Presidential candidate Ron DeSantis says he won’t accept an offer to be Trump’s running mate – because the VP “doesn’t really have any authority.”

MILWAUKEE, WISCONSIN — On Tuesday, Ron DeSantis said he would not consider running as vice president with former President Donald Trump in 2024.

“I’m not a number two guy,” DeSantis told host Jim Piwowarczyk during an interview with Wisconsin Right Now, a conservative podcast.

“I think I’m a leader – governor of Florida – I’ve accomplished a lot,” DeSantis said. “I think I could do more staying there than being VP, which doesn’t really have any authority.”

The thought of Trump choosing DeSantis seems far-fetched, despite many conservative pundits’ desire to see the pair dominate the campaign cycle together. Once rumors surfaced that DeSantis may consider throwing his hat in the ring, Trump has repeatedly insulted the governor.


But DeSantis declined when asked to name two people he would consider choosing as a running mate. The governor says it would be “a little bit presumptuous” at this stage in his campaign.

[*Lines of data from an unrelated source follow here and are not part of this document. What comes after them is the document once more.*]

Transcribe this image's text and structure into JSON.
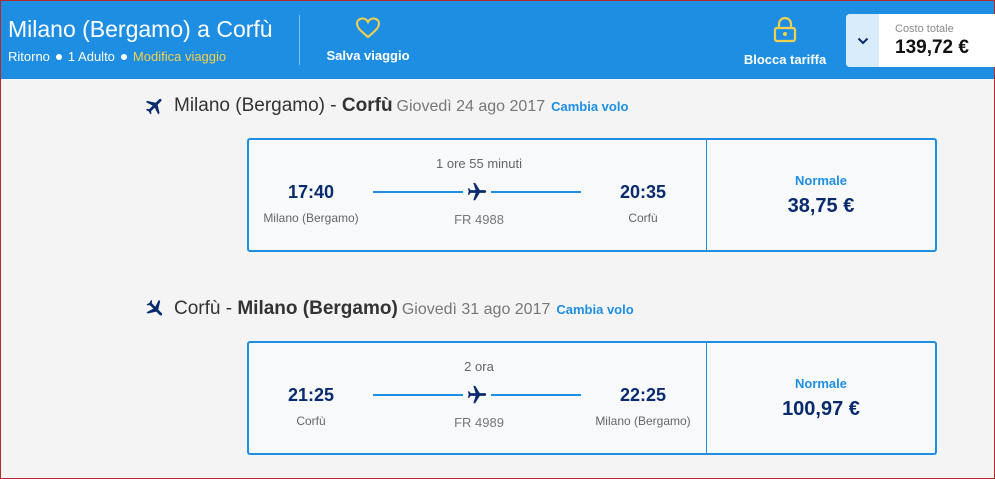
{
  "header": {
    "title": "Milano (Bergamo) a Corfù",
    "trip_type": "Ritorno",
    "passengers": "1 Adulto",
    "modify_link": "Modifica viaggio",
    "save_label": "Salva viaggio",
    "lock_label": "Blocca tariffa",
    "total_label": "Costo totale",
    "total_value": "139,72 €"
  },
  "legs": [
    {
      "route_from": "Milano (Bergamo)",
      "route_sep": " - ",
      "route_to": "Corfù",
      "date": "Giovedì 24 ago 2017",
      "change_label": "Cambia volo",
      "duration": "1 ore 55 minuti",
      "dep_time": "17:40",
      "dep_place": "Milano (Bergamo)",
      "arr_time": "20:35",
      "arr_place": "Corfù",
      "flight_no": "FR 4988",
      "fare_name": "Normale",
      "fare_price": "38,75 €"
    },
    {
      "route_from": "Corfù",
      "route_sep": " - ",
      "route_to": "Milano (Bergamo)",
      "date": "Giovedì 31 ago 2017",
      "change_label": "Cambia volo",
      "duration": "2 ora",
      "dep_time": "21:25",
      "dep_place": "Corfù",
      "arr_time": "22:25",
      "arr_place": "Milano (Bergamo)",
      "flight_no": "FR 4989",
      "fare_name": "Normale",
      "fare_price": "100,97 €"
    }
  ],
  "icons": {
    "save": "heart-icon",
    "lock": "lock-icon",
    "toggle": "chevron-down-icon",
    "leg": "plane-icon"
  },
  "colors": {
    "brand_blue": "#1e8ee3",
    "accent_yellow": "#f4d04d",
    "navy": "#0a2a6e"
  }
}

So, who might DeSantis choose as a running mate if he wins the Republican nomination? Florida GOP Chairman Christian Ziegler says Republicans have a deep bench.

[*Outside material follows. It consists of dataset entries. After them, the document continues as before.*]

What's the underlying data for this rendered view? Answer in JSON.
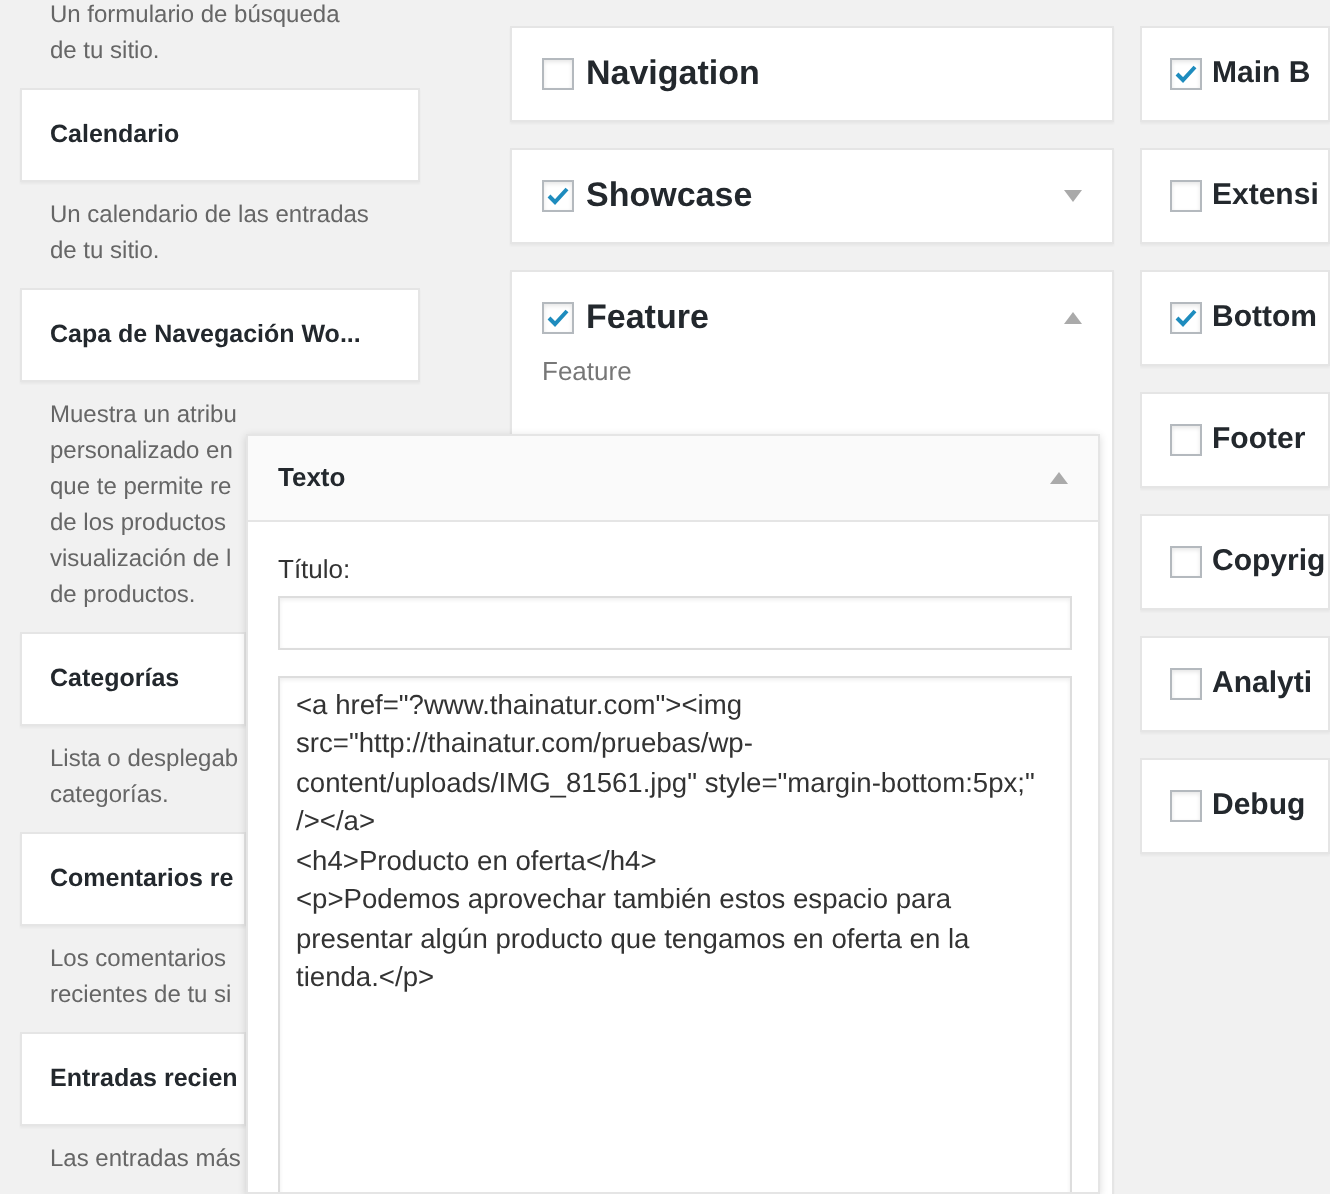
{
  "available_widgets": [
    {
      "description": [
        "Un formulario de búsqueda",
        "de tu sitio."
      ]
    },
    {
      "title": "Calendario",
      "description": [
        "Un calendario de las entradas",
        "de tu sitio."
      ]
    },
    {
      "title": "Capa de Navegación Wo...",
      "description": [
        "Muestra un atribu",
        "personalizado en",
        "que te permite re",
        "de los productos",
        "visualización de l",
        "de productos."
      ]
    },
    {
      "title": "Categorías",
      "description": [
        "Lista o desplegab",
        "categorías."
      ]
    },
    {
      "title": "Comentarios re",
      "description": [
        "Los comentarios",
        "recientes de tu si"
      ]
    },
    {
      "title": "Entradas recien",
      "description": [
        "Las entradas más"
      ]
    }
  ],
  "sidebars_middle": [
    {
      "name": "Navigation",
      "checked": false
    },
    {
      "name": "Showcase",
      "checked": true,
      "expanded": false
    },
    {
      "name": "Feature",
      "checked": true,
      "expanded": true,
      "description": "Feature"
    }
  ],
  "sidebars_right": [
    {
      "name": "Main B",
      "checked": true
    },
    {
      "name": "Extensi",
      "checked": false
    },
    {
      "name": "Bottom",
      "checked": true
    },
    {
      "name": "Footer",
      "checked": false
    },
    {
      "name": "Copyrig",
      "checked": false
    },
    {
      "name": "Analyti",
      "checked": false
    },
    {
      "name": "Debug",
      "checked": false
    }
  ],
  "dragged_widget": {
    "title": "Texto",
    "expanded": true,
    "title_label": "Título:",
    "content": "<a href=\"?www.thainatur.com\"><img src=\"http://thainatur.com/pruebas/wp-content/uploads/IMG_81561.jpg\" style=\"margin-bottom:5px;\" /></a>\n<h4>Producto en oferta</h4>\n<p>Podemos aprovechar también estos espacio para presentar algún producto que tengamos en oferta en la tienda.</p>"
  }
}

DeSantis may choose one of the current Republicans running for president that loses the primary. Still, it’s more likely that he will choose another state governor who shares the same conservative values and ideas to revive a “country in decline.”

DeSantis has spent considerable time alongside Iowa’s Governor Kim Reynolds in recent months, not just because she will oversee the Hawkeye State’s caucuses next year but because her values align closely with the governor.

Reynolds swapped motherhood stories with Casey DeSantis last week as Florida’s First Lady launched Mamas for DeSantis during her first solo campaign trip to Iowa.

But Ziegler says other conservative governors such as Brian Kemp and Kristi Noem won big in their respective states and could also be on a shortlist.

In January, Politico called Kemp “the most resilient conservative politician of the Trump era, with a gift for finding a solid spot on shifting ground and fixing himself there.” But he’s also the only Republican governor who won twice in a purple state under challenging circumstances, which could benefit DeSantis in swing states.

Neither DeSantis nor Trump have provided public clues on who they would pick if they would win the GOP nomination. The strategy may depend on the top issues when the nomination is decided next year.

But DeSantis did say he would back the Republican nominee, regardless of who wins.